But some observers say turmoil will persist until the power of the warlords is shattered. Frederick Starr, Chairman of the Central Asian Institute at Johns Hopkins University in Washington, says the best way to attack the warlords is to remove their financial underpinnings with carefully placed peacekeepers. "It's not a matter of just having international forces spread all over Afghanistan, which could be a swamp, but rather concentrating them initially at the customs point to make sure that tariffs are collected in a fair manner and turned over not to local warlords, but to the central government under President Karzai, which would then distribute some of those taxes to the localities through the legitimate government."
But Mr. Starr says that is not happening. He believes international forces must control the borders and warn the warlords that they are prepared to use all necessary force against anyone threatening the authority of the central Afghan government.
Afghanistan's location is at the heart of many trade routes -- both ancient and modern. A substantial amount of government revenue comes from customs tariffs on goods transiting the country.

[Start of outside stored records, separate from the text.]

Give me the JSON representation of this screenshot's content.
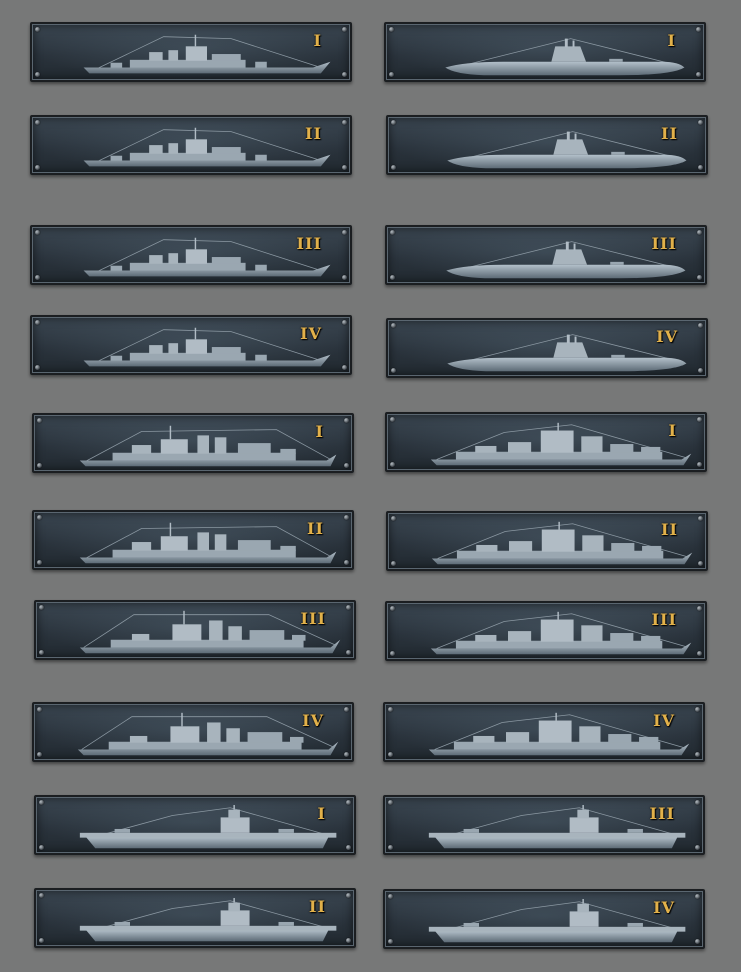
{
  "cards": [
    {
      "tier": "I",
      "ship_icon": "destroyer-icon"
    },
    {
      "tier": "I",
      "ship_icon": "submarine-icon"
    },
    {
      "tier": "II",
      "ship_icon": "destroyer-icon"
    },
    {
      "tier": "II",
      "ship_icon": "submarine-icon"
    },
    {
      "tier": "III",
      "ship_icon": "destroyer-icon"
    },
    {
      "tier": "III",
      "ship_icon": "submarine-icon"
    },
    {
      "tier": "IV",
      "ship_icon": "destroyer-icon"
    },
    {
      "tier": "IV",
      "ship_icon": "submarine-icon"
    },
    {
      "tier": "I",
      "ship_icon": "light-cruiser-icon"
    },
    {
      "tier": "I",
      "ship_icon": "battleship-icon"
    },
    {
      "tier": "II",
      "ship_icon": "light-cruiser-icon"
    },
    {
      "tier": "II",
      "ship_icon": "battleship-icon"
    },
    {
      "tier": "III",
      "ship_icon": "heavy-cruiser-icon"
    },
    {
      "tier": "III",
      "ship_icon": "battleship-icon"
    },
    {
      "tier": "IV",
      "ship_icon": "heavy-cruiser-icon"
    },
    {
      "tier": "IV",
      "ship_icon": "battleship-icon"
    },
    {
      "tier": "I",
      "ship_icon": "carrier-icon"
    },
    {
      "tier": "III",
      "ship_icon": "carrier-icon"
    },
    {
      "tier": "II",
      "ship_icon": "carrier-icon"
    },
    {
      "tier": "IV",
      "ship_icon": "carrier-icon"
    }
  ],
  "colors": {
    "background": "#777878",
    "tier_text": "#e2b14a",
    "plate": "#2a333c",
    "ship": "#8f9da8"
  }
}
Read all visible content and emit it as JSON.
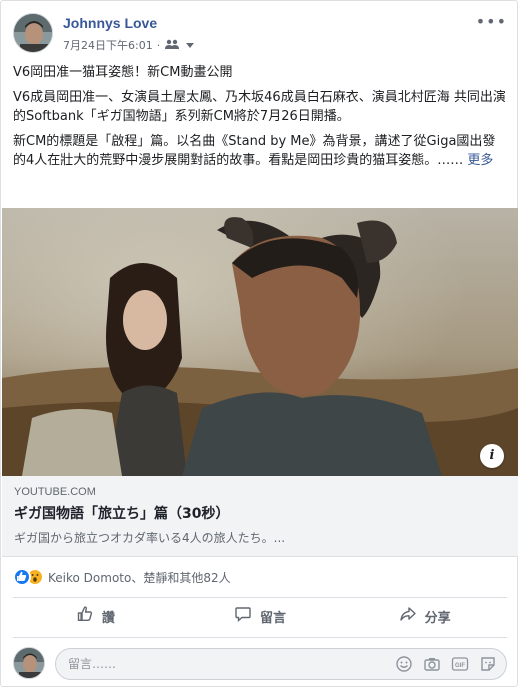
{
  "post": {
    "author": "Johnnys Love",
    "timestamp": "7月24日下午6:01",
    "title_line": "V6岡田准一猫耳姿態！新CM動畫公開",
    "para1": "V6成員岡田准一、女演員土屋太鳳、乃木坂46成員白石麻衣、演員北村匠海 共同出演的Softbank「ギガ国物語」系列新CM將於7月26日開播。",
    "para2": "新CM的標題是「啟程」篇。以名曲《Stand by Me》為背景，講述了從Giga國出發的4人在壯大的荒野中漫步展開對話的故事。看點是岡田珍貴的猫耳姿態。……",
    "see_more": "更多"
  },
  "link_preview": {
    "domain": "YOUTUBE.COM",
    "title": "ギガ国物語「旅立ち」篇（30秒）",
    "description": "ギガ国から旅立つオカダ率いる4人の旅人たち。..."
  },
  "reactions": {
    "text": "Keiko Domoto、楚靜和其他82人",
    "types": [
      "like",
      "wow"
    ]
  },
  "actions": {
    "like": "讚",
    "comment": "留言",
    "share": "分享"
  },
  "comment": {
    "placeholder": "留言……"
  },
  "colors": {
    "link_blue": "#385898",
    "like_blue": "#1877f2",
    "wow_yellow": "#f7b125",
    "grey_text": "#606770"
  },
  "icons": [
    "globe-friends-icon",
    "more-options-icon",
    "info-icon",
    "like-icon",
    "comment-icon",
    "share-icon",
    "emoji-icon",
    "camera-icon",
    "gif-icon",
    "sticker-icon"
  ]
}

For example, on the main post on the Iranian border, about one thousand dollars are collected from each used Japanese automobile crossing the border. Mr. Starr says total revenues from that post alone reach nearly one million dollars a day. "It is about using troops in a very surgical way, to guarantee the flow of funds from six or seven key systems points on the border, from there to Kabul. If you concentrate your forces and direct them towards that objective, you will fundamentally transform the situation. You will have created a circumstance where regional warlords, especially at the key border points, where all the money is to be made, will suddenly realize it is better to cooperate and end up with part of the pie than to oppose it and lose it all."
Mr. Starr contends that some of the peacekeepers already in Afghanistan could be moved to the borders to ensure tariffs are passed on to the central government.

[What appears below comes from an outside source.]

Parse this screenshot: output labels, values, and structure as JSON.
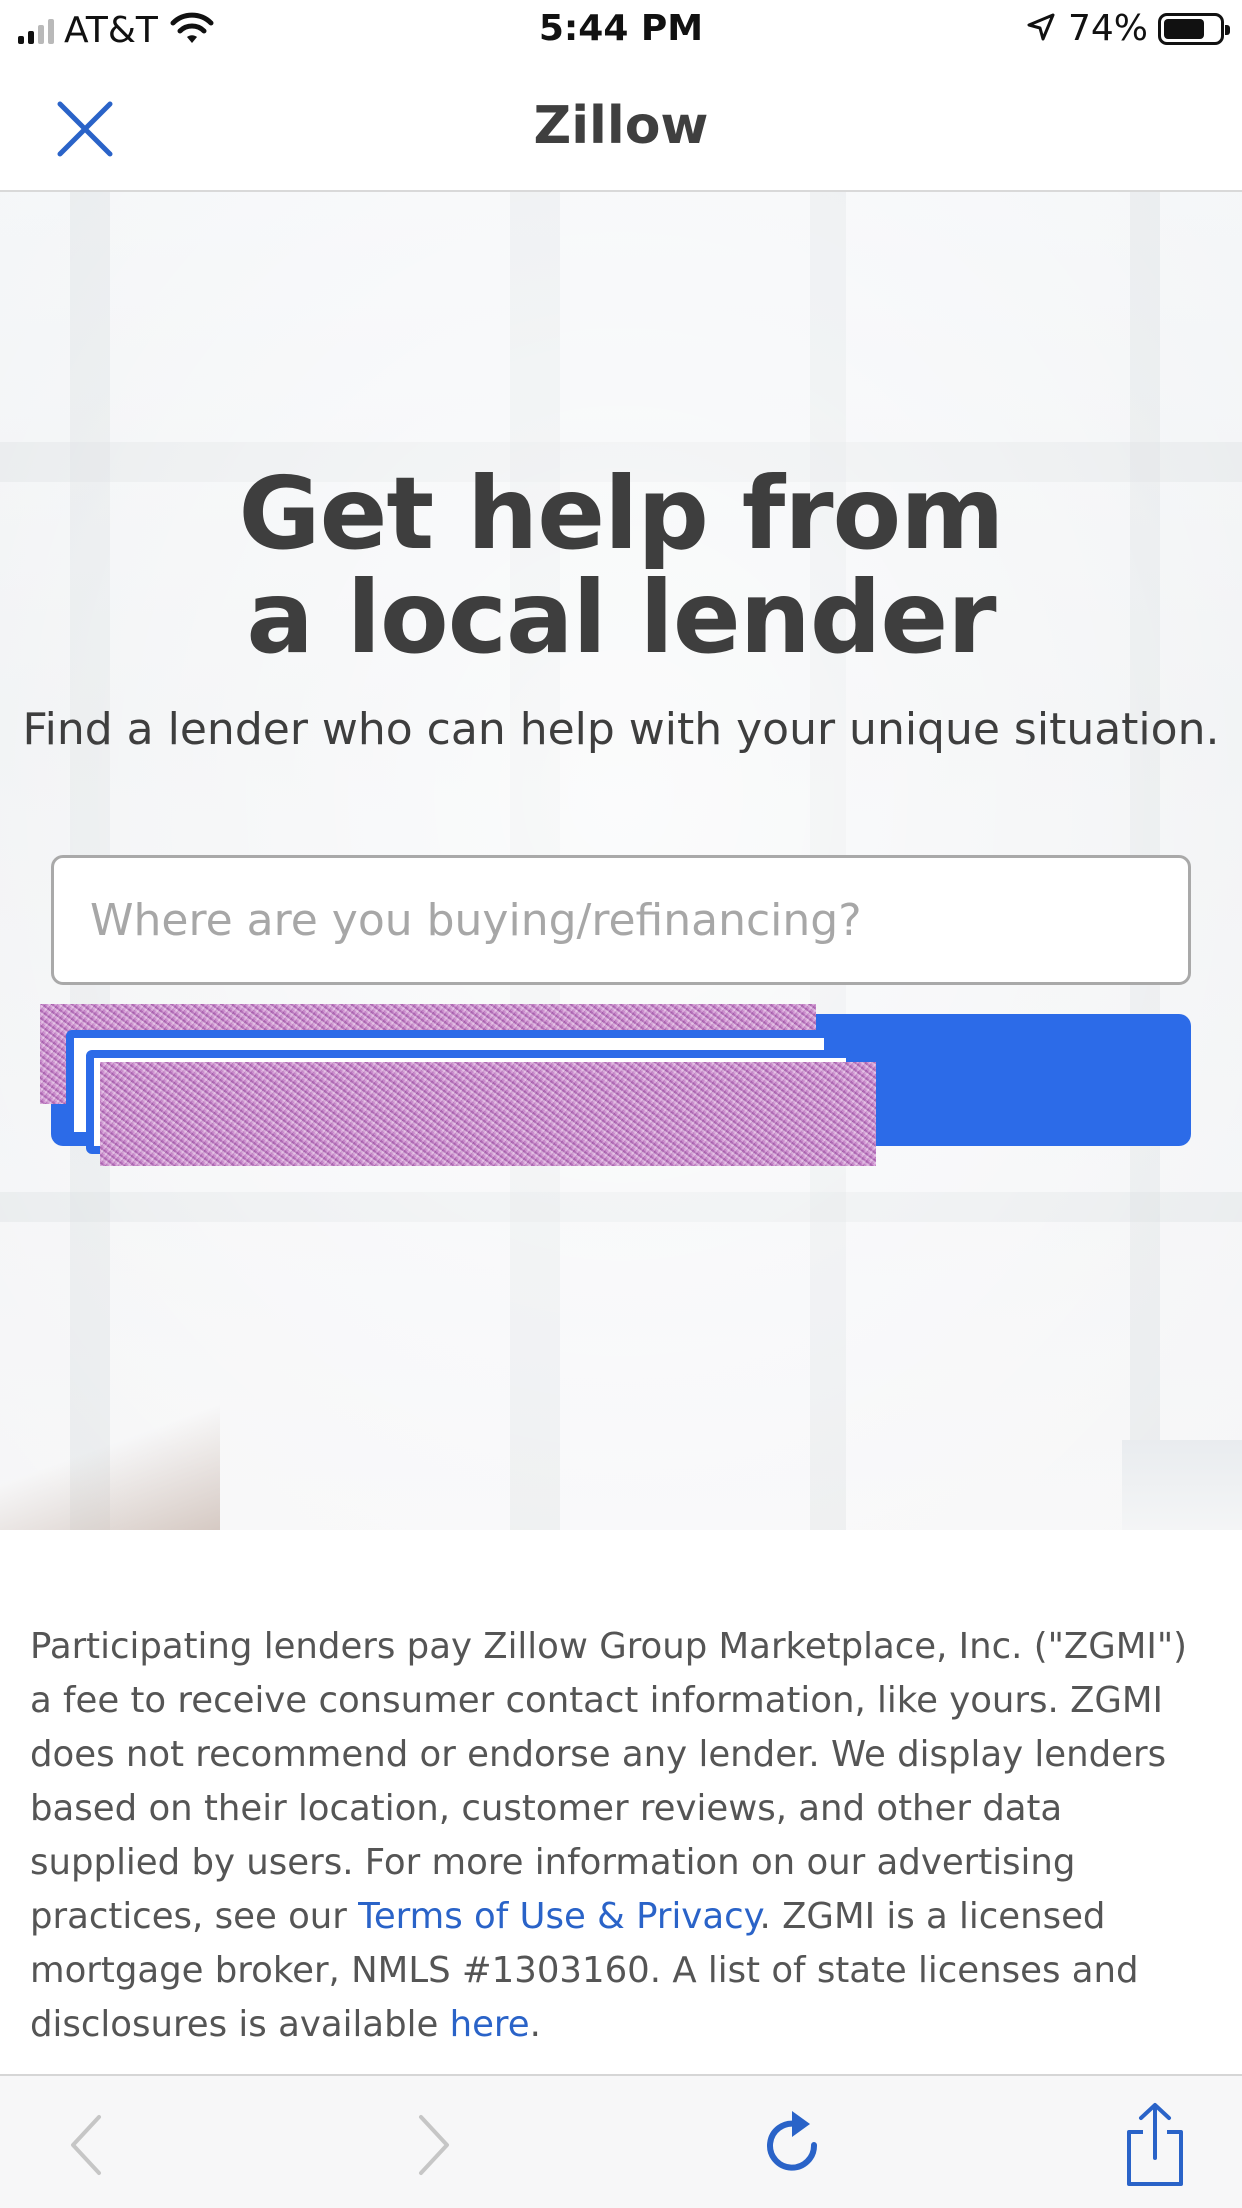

However the problem is tackled, the nucleus of the war on international terrorism remains in Afghanistan, insists Professor Dunbar. "If the United States wants to have any chance in winning the war on terrorism, it needs to do much more to focus its efforts on Afghanistan and particularly on Pakistan than it has been doing. I am very pleased that General Musharraf has been here and has been successful. That's a very good start. But all the interest now is in Iraq. People tend to have forgotten about Afghanistan, and I think it is important to remember that Iraq, as far as the war on terrorism is concerned, is an expensive sideshow. The center of the war on terrorism is in the northwest frontier province of Pakistan and in eastern Afghanistan."
During his US visit, Pakistani President Musharraf also expressed concern about the way the war on terrorism is being fought. He compared fighting terrorism with destroying a tree. If a group of terrorists is arrested and eliminated, it is like plucking the leaves of the tree. If an organization like al-Qaida is destroyed, it is like chopping off a branch of the tree. Even so, this does not get to the root of the problem. "Many in the Muslim world feel that only the symptoms rather than the underlying disease of international terrorism are being aggressively addressed," said President Musharraf. "The root causes of this menace are being ignored, leaving injustice, hopelessness, despair and anger to fester into extremism violence and terror."
The president said his government is fully capable of tracking down any remnants of al-Qaida in his country. But he warned the world must remember that the war on terrorism is much larger than Osama bin Laden or al-Qaida.